Malversation, I think, is the word to describe what occasionally occurs in the security companies which have grown rich guarding other people's money on its way to the banks. Disgrace, dismissal and imprisonment have no doubt been meted out to those few in the film-extra-like ranks who have supple- mented their income by tipping off the hold- up gangs. It is difficult to know if using a security company or insuring personal pos- sessions in fact adds to risk by disclosing, to more people than would ordinarily know, what amount of valuables is around. Grout, my rich city friend, tells me that he does not insure his new young wife's jewel- lery as he does not trust the filing systems of the insurance companies or believe in con- tinuing to rent, through premiums, what he has already bought and his wife deserves.

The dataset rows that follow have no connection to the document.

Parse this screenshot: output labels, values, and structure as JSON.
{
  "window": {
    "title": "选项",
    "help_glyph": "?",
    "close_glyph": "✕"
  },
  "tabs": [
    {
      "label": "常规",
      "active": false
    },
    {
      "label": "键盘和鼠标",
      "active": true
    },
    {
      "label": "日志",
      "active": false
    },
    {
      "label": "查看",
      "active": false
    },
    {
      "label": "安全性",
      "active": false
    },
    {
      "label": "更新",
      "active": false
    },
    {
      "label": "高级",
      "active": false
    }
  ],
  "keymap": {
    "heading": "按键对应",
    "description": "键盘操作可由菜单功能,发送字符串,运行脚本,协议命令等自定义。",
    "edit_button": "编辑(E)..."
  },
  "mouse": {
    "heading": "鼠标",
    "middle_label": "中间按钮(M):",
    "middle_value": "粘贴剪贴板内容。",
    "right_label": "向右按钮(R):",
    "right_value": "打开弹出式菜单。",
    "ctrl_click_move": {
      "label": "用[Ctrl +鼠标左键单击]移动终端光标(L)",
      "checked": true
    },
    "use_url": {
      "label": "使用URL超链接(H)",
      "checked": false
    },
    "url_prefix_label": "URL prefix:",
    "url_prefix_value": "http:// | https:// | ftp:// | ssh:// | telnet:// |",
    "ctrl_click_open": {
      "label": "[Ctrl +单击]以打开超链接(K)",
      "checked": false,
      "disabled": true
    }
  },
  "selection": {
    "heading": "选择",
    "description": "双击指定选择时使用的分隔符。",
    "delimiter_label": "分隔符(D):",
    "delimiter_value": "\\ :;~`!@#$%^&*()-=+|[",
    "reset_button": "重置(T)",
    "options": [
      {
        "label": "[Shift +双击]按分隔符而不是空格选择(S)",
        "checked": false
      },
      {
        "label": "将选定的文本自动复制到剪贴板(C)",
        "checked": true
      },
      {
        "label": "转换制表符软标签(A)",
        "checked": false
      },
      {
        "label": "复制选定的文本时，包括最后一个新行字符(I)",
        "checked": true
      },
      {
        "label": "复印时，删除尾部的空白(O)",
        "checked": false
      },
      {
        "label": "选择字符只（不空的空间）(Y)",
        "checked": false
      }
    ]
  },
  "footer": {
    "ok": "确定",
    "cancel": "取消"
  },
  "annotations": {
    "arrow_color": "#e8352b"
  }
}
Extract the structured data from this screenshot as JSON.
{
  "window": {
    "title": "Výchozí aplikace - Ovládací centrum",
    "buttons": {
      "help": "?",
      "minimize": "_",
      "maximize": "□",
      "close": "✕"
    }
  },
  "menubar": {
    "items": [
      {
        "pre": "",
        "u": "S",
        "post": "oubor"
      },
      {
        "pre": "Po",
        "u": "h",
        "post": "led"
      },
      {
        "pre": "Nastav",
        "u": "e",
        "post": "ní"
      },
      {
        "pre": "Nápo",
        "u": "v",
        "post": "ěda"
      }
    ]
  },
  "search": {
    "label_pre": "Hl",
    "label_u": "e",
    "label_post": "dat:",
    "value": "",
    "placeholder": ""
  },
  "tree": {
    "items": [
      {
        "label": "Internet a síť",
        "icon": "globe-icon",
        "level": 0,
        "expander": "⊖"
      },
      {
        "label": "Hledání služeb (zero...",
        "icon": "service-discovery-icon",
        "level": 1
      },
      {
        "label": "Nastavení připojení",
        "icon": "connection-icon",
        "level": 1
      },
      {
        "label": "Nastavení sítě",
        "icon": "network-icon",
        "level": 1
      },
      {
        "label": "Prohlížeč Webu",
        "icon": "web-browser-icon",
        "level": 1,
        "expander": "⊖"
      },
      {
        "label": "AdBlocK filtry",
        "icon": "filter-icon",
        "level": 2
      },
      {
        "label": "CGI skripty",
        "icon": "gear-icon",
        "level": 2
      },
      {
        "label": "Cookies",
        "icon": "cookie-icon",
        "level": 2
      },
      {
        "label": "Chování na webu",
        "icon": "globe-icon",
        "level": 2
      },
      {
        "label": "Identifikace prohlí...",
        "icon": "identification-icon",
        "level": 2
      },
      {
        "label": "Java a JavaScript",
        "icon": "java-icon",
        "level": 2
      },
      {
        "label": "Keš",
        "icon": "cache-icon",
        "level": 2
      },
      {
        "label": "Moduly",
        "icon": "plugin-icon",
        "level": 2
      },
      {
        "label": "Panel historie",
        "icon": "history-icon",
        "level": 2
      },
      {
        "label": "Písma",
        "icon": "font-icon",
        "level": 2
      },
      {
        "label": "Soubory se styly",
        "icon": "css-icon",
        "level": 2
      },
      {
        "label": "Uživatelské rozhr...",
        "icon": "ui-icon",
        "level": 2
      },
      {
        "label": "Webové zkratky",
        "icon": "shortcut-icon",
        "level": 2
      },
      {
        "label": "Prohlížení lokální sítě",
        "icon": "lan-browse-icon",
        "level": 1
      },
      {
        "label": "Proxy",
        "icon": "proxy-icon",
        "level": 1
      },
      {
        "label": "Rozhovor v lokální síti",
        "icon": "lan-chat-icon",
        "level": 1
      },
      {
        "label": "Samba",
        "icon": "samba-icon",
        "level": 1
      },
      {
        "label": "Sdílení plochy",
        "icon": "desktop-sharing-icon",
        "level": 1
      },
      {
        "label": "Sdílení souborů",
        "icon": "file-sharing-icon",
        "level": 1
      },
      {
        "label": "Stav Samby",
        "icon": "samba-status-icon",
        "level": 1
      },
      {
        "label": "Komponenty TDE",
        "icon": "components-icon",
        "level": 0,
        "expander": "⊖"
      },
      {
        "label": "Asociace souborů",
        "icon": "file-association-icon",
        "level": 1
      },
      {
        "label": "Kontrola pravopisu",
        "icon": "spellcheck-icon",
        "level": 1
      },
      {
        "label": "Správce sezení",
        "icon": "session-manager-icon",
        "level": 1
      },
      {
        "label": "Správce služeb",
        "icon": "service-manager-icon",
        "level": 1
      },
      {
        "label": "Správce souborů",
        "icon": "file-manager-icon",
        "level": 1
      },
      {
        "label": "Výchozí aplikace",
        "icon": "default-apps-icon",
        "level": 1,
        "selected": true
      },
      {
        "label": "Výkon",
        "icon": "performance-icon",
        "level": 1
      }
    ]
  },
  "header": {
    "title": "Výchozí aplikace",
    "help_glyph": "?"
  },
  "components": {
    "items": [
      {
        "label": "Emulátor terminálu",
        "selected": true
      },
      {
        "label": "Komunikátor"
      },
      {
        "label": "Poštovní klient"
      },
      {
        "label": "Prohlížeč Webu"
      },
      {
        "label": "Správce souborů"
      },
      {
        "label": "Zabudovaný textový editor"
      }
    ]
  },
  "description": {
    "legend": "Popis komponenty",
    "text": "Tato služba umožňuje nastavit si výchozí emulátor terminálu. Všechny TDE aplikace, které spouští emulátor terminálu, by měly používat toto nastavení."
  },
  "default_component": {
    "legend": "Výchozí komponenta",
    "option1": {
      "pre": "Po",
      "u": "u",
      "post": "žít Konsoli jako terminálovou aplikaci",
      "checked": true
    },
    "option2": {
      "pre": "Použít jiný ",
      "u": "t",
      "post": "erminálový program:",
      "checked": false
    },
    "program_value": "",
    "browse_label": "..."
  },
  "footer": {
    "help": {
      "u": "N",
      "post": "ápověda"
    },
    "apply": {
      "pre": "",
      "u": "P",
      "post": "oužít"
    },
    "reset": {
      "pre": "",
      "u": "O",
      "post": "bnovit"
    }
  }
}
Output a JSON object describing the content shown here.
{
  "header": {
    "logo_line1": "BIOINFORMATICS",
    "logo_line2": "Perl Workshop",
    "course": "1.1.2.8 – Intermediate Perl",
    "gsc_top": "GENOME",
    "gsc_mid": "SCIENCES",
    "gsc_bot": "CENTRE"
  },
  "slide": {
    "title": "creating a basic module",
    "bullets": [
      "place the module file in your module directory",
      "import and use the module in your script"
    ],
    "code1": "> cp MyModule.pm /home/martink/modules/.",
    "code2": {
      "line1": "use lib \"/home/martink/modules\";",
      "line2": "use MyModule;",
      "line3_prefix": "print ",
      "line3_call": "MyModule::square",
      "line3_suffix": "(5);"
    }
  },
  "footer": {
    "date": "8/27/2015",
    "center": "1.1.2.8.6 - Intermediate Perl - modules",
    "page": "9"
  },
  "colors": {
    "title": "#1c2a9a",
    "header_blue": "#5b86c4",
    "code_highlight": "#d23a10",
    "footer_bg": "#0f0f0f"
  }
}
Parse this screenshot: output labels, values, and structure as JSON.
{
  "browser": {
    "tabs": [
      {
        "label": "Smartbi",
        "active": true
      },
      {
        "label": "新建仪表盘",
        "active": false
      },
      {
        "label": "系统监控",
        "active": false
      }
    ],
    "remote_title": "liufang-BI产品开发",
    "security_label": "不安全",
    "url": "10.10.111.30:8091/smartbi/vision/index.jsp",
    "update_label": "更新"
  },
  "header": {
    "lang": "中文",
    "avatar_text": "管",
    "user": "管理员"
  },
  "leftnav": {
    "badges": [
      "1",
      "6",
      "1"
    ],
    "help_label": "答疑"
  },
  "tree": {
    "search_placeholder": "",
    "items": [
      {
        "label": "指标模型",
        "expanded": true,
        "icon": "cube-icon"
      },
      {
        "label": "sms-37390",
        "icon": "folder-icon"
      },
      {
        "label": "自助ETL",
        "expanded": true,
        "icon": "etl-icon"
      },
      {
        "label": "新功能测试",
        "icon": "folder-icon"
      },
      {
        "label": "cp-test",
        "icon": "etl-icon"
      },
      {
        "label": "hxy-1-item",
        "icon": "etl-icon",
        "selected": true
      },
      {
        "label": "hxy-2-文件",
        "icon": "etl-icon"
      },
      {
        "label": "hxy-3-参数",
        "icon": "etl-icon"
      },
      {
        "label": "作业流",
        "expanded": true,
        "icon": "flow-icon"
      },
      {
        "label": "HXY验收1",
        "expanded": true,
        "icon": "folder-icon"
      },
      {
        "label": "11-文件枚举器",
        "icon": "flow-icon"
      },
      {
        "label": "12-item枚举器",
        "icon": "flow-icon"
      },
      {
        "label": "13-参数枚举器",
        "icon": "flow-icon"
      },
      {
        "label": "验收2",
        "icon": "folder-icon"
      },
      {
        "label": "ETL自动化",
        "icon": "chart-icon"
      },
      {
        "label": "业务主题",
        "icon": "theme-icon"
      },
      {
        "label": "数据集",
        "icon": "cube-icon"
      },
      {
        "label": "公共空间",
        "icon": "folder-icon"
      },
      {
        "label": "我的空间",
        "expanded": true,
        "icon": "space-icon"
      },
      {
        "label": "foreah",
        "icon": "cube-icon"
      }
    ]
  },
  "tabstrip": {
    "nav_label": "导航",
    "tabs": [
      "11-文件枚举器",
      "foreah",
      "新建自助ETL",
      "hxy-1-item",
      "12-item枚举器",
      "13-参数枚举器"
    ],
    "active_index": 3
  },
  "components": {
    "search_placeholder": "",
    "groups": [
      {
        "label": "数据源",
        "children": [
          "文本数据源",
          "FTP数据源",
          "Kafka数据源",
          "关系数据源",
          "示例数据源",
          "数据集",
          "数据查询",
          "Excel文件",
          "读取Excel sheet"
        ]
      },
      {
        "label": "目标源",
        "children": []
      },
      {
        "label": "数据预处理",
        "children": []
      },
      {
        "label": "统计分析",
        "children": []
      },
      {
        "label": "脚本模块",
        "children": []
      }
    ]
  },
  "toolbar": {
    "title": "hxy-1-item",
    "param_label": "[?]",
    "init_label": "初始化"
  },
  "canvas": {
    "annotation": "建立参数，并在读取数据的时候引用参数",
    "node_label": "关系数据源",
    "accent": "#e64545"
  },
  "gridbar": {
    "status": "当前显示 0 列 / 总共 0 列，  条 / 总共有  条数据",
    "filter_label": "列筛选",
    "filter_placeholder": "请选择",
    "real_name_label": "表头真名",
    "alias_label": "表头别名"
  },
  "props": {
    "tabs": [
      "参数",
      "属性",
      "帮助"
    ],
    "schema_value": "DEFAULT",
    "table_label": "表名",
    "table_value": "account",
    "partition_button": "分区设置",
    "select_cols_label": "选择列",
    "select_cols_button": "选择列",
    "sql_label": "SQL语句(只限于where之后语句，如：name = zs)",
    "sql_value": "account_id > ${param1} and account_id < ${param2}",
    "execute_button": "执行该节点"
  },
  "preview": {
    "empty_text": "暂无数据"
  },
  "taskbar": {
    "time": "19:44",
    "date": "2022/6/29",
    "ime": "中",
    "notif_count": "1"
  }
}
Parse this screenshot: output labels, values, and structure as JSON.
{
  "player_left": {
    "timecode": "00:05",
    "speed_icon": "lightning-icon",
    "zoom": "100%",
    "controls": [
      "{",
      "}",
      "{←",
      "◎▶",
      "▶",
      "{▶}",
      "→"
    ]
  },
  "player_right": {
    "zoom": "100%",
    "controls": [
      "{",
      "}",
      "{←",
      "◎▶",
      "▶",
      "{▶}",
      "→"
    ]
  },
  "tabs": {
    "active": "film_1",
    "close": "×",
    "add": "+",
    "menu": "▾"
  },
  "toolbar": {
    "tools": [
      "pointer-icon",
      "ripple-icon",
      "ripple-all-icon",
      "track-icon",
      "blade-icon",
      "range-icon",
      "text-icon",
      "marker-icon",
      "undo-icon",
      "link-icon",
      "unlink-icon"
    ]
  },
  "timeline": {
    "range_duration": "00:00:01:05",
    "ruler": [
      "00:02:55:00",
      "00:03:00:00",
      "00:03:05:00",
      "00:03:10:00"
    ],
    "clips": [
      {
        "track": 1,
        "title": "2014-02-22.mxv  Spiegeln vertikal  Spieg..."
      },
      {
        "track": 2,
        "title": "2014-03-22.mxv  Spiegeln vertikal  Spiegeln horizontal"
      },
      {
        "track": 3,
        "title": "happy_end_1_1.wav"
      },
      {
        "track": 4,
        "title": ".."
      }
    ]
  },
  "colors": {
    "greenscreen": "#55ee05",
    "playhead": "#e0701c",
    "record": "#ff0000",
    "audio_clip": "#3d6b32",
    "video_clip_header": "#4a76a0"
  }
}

The security men at work give one quite a turn with their helmets and goggles and make me tiptoe or cross the street when they are carrying their cargo in and out of banks. I suspect that behind the scenes they are not as reliable as they look. On Monday I re- ceived a pre-printed letter 'with a form and a pre-stamped envelope from Securicor, the richest of them all, wanting a reference for a gardener I once had and they are thinking of recruiting. No telephone call from an ex- CID man from their personnel scteening de- partment but just two or three routine questions and the job is presumably his. I am delighted if they give him the job as he is burly and honest except for a preference, I remember, for working not far from the Potting shed.
The Civil Service goes a bit further in
establishing references—but not much. Someone once told me he had had a printed letter from a Government Department con- sidering higher security clearance for an employee—a retired regular army major. Again just three or four questions but not including the expected : Is he keen on ama- teur radio work?' but finishing 'Is he or has he ever been a i-riember of the Communist party?' That would have dished our ex- Minister of Defence, poor old pro-Marketeer Dennis Healey, presumably?